My favorite city in the world is Bogotá, Colombia and I have a hard time explaining to people why; it’s big, it’s dirty, the traffic and infrastructure are abysmal – how can I think that Bogotá is so great? This city feels authentic in a way that others just don’t. No strip malls or vegan cafes (or even vegetables really) people are polite and respectful and when I stay out of the touristy sections I feel anonymous walking among the crowds of Colombians living their normal lives. And when you are living a normal life around here you get a little sentimental to the dirt, grime, the familiar old man selling stuff on your street corner each day, the occasional unkempt gentleman urinating across the street from your building entrance. You develop a sense of community and togetherness with the anonymous people you walk by each morning on the way to start your day and then again in the afternoon when returning home.
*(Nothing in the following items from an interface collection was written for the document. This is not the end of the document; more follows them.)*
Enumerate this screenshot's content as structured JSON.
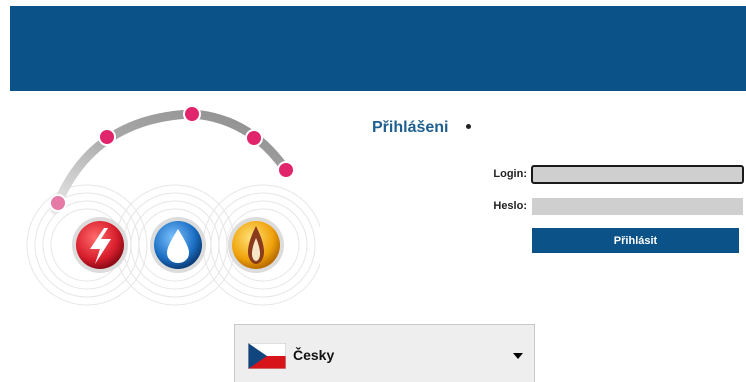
{
  "header": {
    "background": "#0a5288"
  },
  "login_panel": {
    "title": "Přihlášeni",
    "login_label": "Login:",
    "login_value": "",
    "password_label": "Heslo:",
    "password_value": "",
    "submit_label": "Přihlásit"
  },
  "logo": {
    "icons": [
      "electricity-icon",
      "water-icon",
      "gas-flame-icon"
    ],
    "colors": {
      "electricity": "#d81e2c",
      "water": "#1c6fc4",
      "gas": "#f0a30a",
      "dots": "#e0256c",
      "arc": "#9a9a9a"
    }
  },
  "language": {
    "selected": "Česky",
    "flag": "czech-flag-icon"
  }
}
Part of this camaraderie comes about from walking so much. I walk most places unless I am meeting a friend who lives in a different district of town in which case I take an Uber to where I need to go as a conventional taxi will try its best to cheat me (another quaint aspect of the local personality that I find endearing yet at the same time unwelcome). Walking is a great way to develop a ‘home field’ appreciation for the things, places and people around you in any city; additionally it serves as effective therapeutic psychological conditioning to the otherwise untenable realties of an old, large, south American city (aforementioned). For instance a sketchy park of loitering, suspicious characters become familiar faces that I appreciate seeing after walking by a dozen times. The traffic isn’t a hassle while I walk along side it, faster. The “Coyote Crazy” gay bar might seem gauche on first gander, but after glancing in the front while passing by so many times it seems like the type of place you want to go if you were gay. Those street peddlers and beggars stop soliciting after a few weeks of glancing into my pitiless eyes. You learn obscure capabilities of the neighborhoods you venture through — where to buy professional uniforms, custom hats, specialty shoes and locally-made pasta. All of a sudden in a 1.5 mile radius you have everything you want or need and the thought of living somewhere else, where you sit alone in your car surrounded by other people, alone in their cars, stuck in traffic — it makes you feel lonely.
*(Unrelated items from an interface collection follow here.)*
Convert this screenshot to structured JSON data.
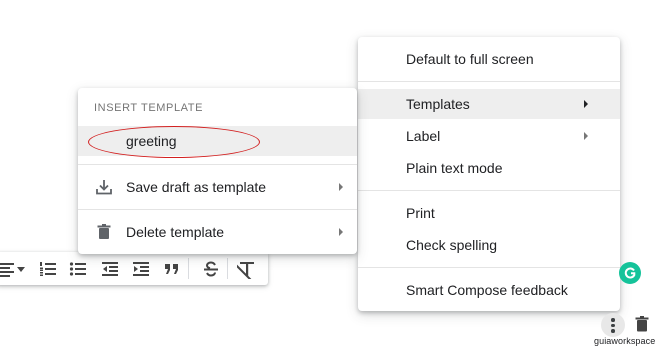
{
  "toolbar": {
    "icons": [
      "align-left-icon",
      "caret-down-icon",
      "numbered-list-icon",
      "bulleted-list-icon",
      "indent-less-icon",
      "indent-more-icon",
      "quote-icon",
      "strikethrough-icon",
      "remove-formatting-icon"
    ]
  },
  "more_options_menu": {
    "items": [
      {
        "label": "Default to full screen"
      },
      {
        "label": "Templates",
        "has_submenu": true,
        "selected": true
      },
      {
        "label": "Label",
        "has_submenu": true
      },
      {
        "label": "Plain text mode"
      },
      {
        "label": "Print"
      },
      {
        "label": "Check spelling"
      },
      {
        "label": "Smart Compose feedback"
      }
    ]
  },
  "templates_menu": {
    "section_header": "INSERT TEMPLATE",
    "templates": [
      {
        "label": "greeting",
        "highlighted": true
      }
    ],
    "actions": [
      {
        "label": "Save draft as template",
        "icon": "download-icon",
        "has_submenu": true
      },
      {
        "label": "Delete template",
        "icon": "trash-icon",
        "has_submenu": true
      }
    ]
  },
  "annotation": {
    "shape": "ellipse",
    "color": "#d21f1f",
    "target": "greeting"
  },
  "compose_actions": {
    "grammarly_icon": "grammarly-icon",
    "more_options_icon": "more-vertical-icon",
    "discard_icon": "trash-icon"
  },
  "watermark": "guiaworkspace",
  "colors": {
    "menu_selected_bg": "#eeeeee",
    "grammarly": "#15c39a",
    "text": "#202124",
    "header_text": "#757575"
  }
}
This was my second stint in Bogotá — I spent six weeks here last year. This time around I lived a lot during my two and a half months here. My Spanish has been steadily improving and I know if I stopped meeting people with the capability to speak English it would be even better; but that’s a burden of being a tall white guy — they can spot you a smile away. And once someone speaks your primary language how exactly can you justify decreasing your ability to communicate with them by speaking terribly? These are the false justifications I have hid myself behind for over a year now.
I found a great gym in my neighborhood that costs $30 USD a month. I made major gains on my back squat and paired with a steady diet of hamburgers regained what was lost during my lazy winter in Veysonnaz, Switzerland. If I could stay here for another three months I have no doubt that I would transform into the incredible (white) hulk — if only in relative comparison to the local population which is remarkably más pequeño. I was introduced to the local sport of Tejo – a local sport involving throwing metal weights under-handed at explosive targets 20 meters away while drinking no fewer than 30 beers (the minimum price to play). Needless to say I’ve added it to my list of things to culturally-appropriate once I am back stateside. White people will love it.
Footnote: As my comfort outside of the USA grows, my discomfort and disgust with what I can only identify as the political, cultural and media “noise” intensifies. Increasingly I find it hard to identify with people, opinions and perspectives from the USA and find myself actively enduring my ties there instead of celebrating them. It’s challenging to articulate – but I am really beginning to understand those things about America that were invisible when I lived within it. Headlines from stateside delineating increased political and cultural polarization nationwide leave me revolted at the thought of having to identify with any part of it. As I’ve explained previously, I am a travel hipster and I expect this to be just a passing fancy. All it should take to steer me back aboard conventional American leanings is a knifing, unplanned donation of organ tissue or participation in a hostage situation somewhere overseas. And let’s be honest I’ve been rolling the dice for over two years now — as my friend Jenny Blankenship says “we all know about regression towards the mean”. But anyway — that’s how I feel currently.